With the addition of Atmos support, the Beam (Gen 2) goes one step further. Although Atmos is virtual, as there are no upfiring speakers, the results are impressive.
In testing, we found that the Beam (Gen 2) has a more immersive soundscape. With Atmos content, you can hear it around and above you, even if positionally the bar isn’t quite as good as the Sonos Arc, which has upfiring speakers. Given the wider range of Atmos content, particularly from the likes of Netflix and Disney+, the Beam (Gen 2) delivers a more cinematic and immersive experience.
For those after more bass, or want more of a surround sound experience, there’s the Sonos Sub (both Beams support the Gen 2 Sub) and the possibility of adding two One SL speakers for the rear channels. The surround speakers, in particular, add a whole extra level, giving proper positional surround sound.
Sonos Beam vs Sonos Beam (Gen 2) – Verdict
From a design and features perspective, not much has massively changed between the generations, but we don’t see that as negative. The original Beam offered a tonne of features and the new does as well, with the addition of Atmos sound and Hi-res audio streaming.
The sound on the newer model is impressively different with Atmos, delivering a much more engaging experience. That’s worth the extra cash alone over the old model.

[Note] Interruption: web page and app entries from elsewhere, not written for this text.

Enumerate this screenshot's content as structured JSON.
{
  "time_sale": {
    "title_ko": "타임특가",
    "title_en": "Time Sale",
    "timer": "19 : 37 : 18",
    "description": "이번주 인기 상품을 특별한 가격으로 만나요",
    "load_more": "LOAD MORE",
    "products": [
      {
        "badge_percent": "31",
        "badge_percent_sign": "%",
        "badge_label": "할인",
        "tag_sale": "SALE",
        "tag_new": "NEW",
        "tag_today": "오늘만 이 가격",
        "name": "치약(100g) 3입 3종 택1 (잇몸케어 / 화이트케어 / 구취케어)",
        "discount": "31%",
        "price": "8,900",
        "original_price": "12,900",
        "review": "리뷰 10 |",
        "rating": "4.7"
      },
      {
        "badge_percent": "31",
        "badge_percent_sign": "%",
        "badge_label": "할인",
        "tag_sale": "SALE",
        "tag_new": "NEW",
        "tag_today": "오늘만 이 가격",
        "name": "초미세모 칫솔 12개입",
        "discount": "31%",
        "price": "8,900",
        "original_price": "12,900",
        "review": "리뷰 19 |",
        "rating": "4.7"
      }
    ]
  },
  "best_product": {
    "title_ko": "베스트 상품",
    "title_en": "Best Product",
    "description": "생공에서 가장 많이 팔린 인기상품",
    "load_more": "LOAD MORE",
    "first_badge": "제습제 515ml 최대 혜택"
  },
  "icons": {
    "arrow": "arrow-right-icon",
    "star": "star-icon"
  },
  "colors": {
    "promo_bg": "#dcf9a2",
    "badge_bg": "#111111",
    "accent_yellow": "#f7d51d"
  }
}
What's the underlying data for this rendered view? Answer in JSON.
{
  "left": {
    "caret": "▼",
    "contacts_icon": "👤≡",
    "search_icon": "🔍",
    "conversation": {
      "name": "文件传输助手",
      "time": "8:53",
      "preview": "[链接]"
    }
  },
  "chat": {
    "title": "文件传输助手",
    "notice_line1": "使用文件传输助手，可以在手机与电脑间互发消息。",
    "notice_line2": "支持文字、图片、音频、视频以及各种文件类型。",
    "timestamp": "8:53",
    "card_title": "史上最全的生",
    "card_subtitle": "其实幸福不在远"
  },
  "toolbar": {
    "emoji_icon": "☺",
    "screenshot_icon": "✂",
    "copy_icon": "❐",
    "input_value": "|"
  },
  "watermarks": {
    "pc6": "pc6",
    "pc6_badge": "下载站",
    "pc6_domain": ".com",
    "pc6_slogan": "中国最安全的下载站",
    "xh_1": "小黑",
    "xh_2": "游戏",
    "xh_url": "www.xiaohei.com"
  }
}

If you’ve got an existing Beam, then the new model is a distinct upgrade. If it’s worth it not really depends on the TV you have and the connection you’re using. If you have a TV with Arc or eARC and can get Atmos to the soundbar, it’s worth it; if you’re using an optical connection, you won’t get the new features.